I love libraries. They are the original community-sharing resource, but even if you never borrow anything, they are great spaces to be in. The new library in the middle of Christchurch, Tūranga, is incredible. It is a beautifully designed space, with lots of different areas depending on what you want to do in the library. There are quieter areas as well as areas for kids to play around in or for people to collaborate in.
There are a couple of cafes, a computer lab and a room for making music. As well as books, magazines, newspapers, DVDs and CDs there are also games, puzzles and interactive displays. And there are incredible views over a city that is changing before our eyes.
The earthquake has also meant a rebuild of many suburban libraries like the one in Lincoln.
Some libraries weren’t destroyed in the earthquake. One of my favourites, New Brighton library, is one of them.
Unfortunately, the ugly Lyttelton library is another.
But let’s make it all year!
This week is Bullying-Free NZ Week. The theme is 'whakanuia tōu āhua ake! celebrating being us' and culminates with the Mental Health Foundation of New Zealand Pink Shirt Day this Friday 17 May. Schools and whanau can find lots of resources to support our kids at www.bullyingfree.nz
— hat tip to The Worry Bug Facebook page: https://www.facebook.com/TheWorryBug
It seems that bullying is a big problem in New Zealand and not just in schools:
I was bullied as a child and I’ve never forgotten how lousy that felt. It is what inspired me to write FAB Club.
I really enjoyed drawing panel 3 of this cartoon. Poor Oscar...
And here are some more cartoons I’ve drawn about invasive species (we have quite a few in New Zealand, but so far I haven’t featured possums and stoats in the strip).
The South Island Robin is one of my favourite birds. You don't see it very often in Lyttelton, because there are too many predators (cats, dogs, rats and stoats) and not enough bush to hide in. I have seen them quite often when out tramping in native forest, but it was a delight to encounter one at my friend’s place on the West Coast.
We now have a bike rack for Gertie, so headed over to North Beach, Brighton to do the Avon Trail, which follows the River Avon through the Red Zone and into the city.
We still don’t know what is happening to the Red Zone. It has been 8 years since the earthquakes and the only sign of the demolished houses now is the exotic shrubs and the disappearing driveways.

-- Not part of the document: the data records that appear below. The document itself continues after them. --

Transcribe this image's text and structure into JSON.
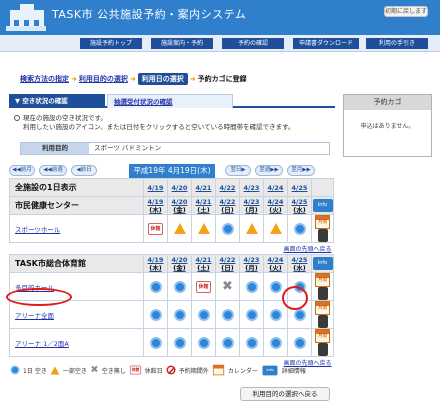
{
  "header": {
    "title": "TASK市 公共施設予約・案内システム",
    "reset_label": "初期に戻します"
  },
  "nav": {
    "items": [
      "施設予約トップ",
      "施設案内・予約",
      "予約の確認",
      "申請書ダウンロード",
      "利用の手引き"
    ]
  },
  "breadcrumb": {
    "step1": "検索方法の指定",
    "step2": "利用目的の選択",
    "current": "利用日の選択",
    "next": "予約カゴに登録"
  },
  "tabs": {
    "active": "空き状況の確認",
    "inactive": "抽選受付状況の確認"
  },
  "cart": {
    "title": "予約カゴ",
    "empty_text": "申込はありません。"
  },
  "notice": {
    "line1": "現在の施設の空き状況です。",
    "line2": "利用したい施設のアイコン、または日付をクリックすると空いている時間帯を確認できます。"
  },
  "purpose": {
    "label": "利用目的",
    "value": "スポーツ バドミントン"
  },
  "date_nav": {
    "prev_month": "前月",
    "prev_week": "前週",
    "prev_day": "前日",
    "current_date": "平成19年 4月19日(木)",
    "next_day": "翌日",
    "next_week": "翌週",
    "next_month": "翌月"
  },
  "dates": [
    {
      "d": "4/19",
      "w": "(木)"
    },
    {
      "d": "4/20",
      "w": "(金)"
    },
    {
      "d": "4/21",
      "w": "(土)"
    },
    {
      "d": "4/22",
      "w": "(日)"
    },
    {
      "d": "4/23",
      "w": "(月)"
    },
    {
      "d": "4/24",
      "w": "(火)"
    },
    {
      "d": "4/25",
      "w": "(水)"
    }
  ],
  "all_facilities_label": "全施設の1日表示",
  "facility1": {
    "name": "市民健康センター",
    "info_label": "Info",
    "rooms": [
      {
        "name": "スポーツホール",
        "status": [
          "kyu",
          "tri",
          "tri",
          "circle",
          "tri",
          "tri",
          "circle"
        ]
      }
    ]
  },
  "facility2": {
    "name": "TASK市総合体育館",
    "info_label": "Info",
    "rooms": [
      {
        "name": "多目的ホール",
        "status": [
          "circle",
          "circle",
          "kyu",
          "x",
          "circle",
          "circle",
          "circle"
        ]
      },
      {
        "name": "アリーナ全面",
        "status": [
          "circle",
          "circle",
          "circle",
          "circle",
          "circle",
          "circle",
          "circle"
        ]
      },
      {
        "name": "アリーナ 1／2面A",
        "status": [
          "circle",
          "circle",
          "circle",
          "circle",
          "circle",
          "circle",
          "circle"
        ]
      }
    ]
  },
  "month_label": "月間",
  "back_to_top": "画面の先頭へ戻る",
  "legend": {
    "available": "空き",
    "partial": "一部空き",
    "full": "空き無し",
    "closed": "休館日",
    "out_of_period": "予約期間外",
    "calendar": "カレンダー",
    "details": "詳細情報"
  },
  "legend_prefix": {
    "available": "1日",
    "info": "Info"
  },
  "kyu_icon": "休館",
  "back_button": "利用目的の選択へ戻る",
  "colors": {
    "header": "#2f7fcc",
    "nav_button": "#1f4f9a",
    "available": "#2f86d8",
    "partial": "#f2a21a",
    "highlight_circle": "#e01a1a"
  }
}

It took us about an hour and a quarter to cycle into the city. We were going to get the bus back out, but we enjoyed the ride so much we cycled back along the river instead.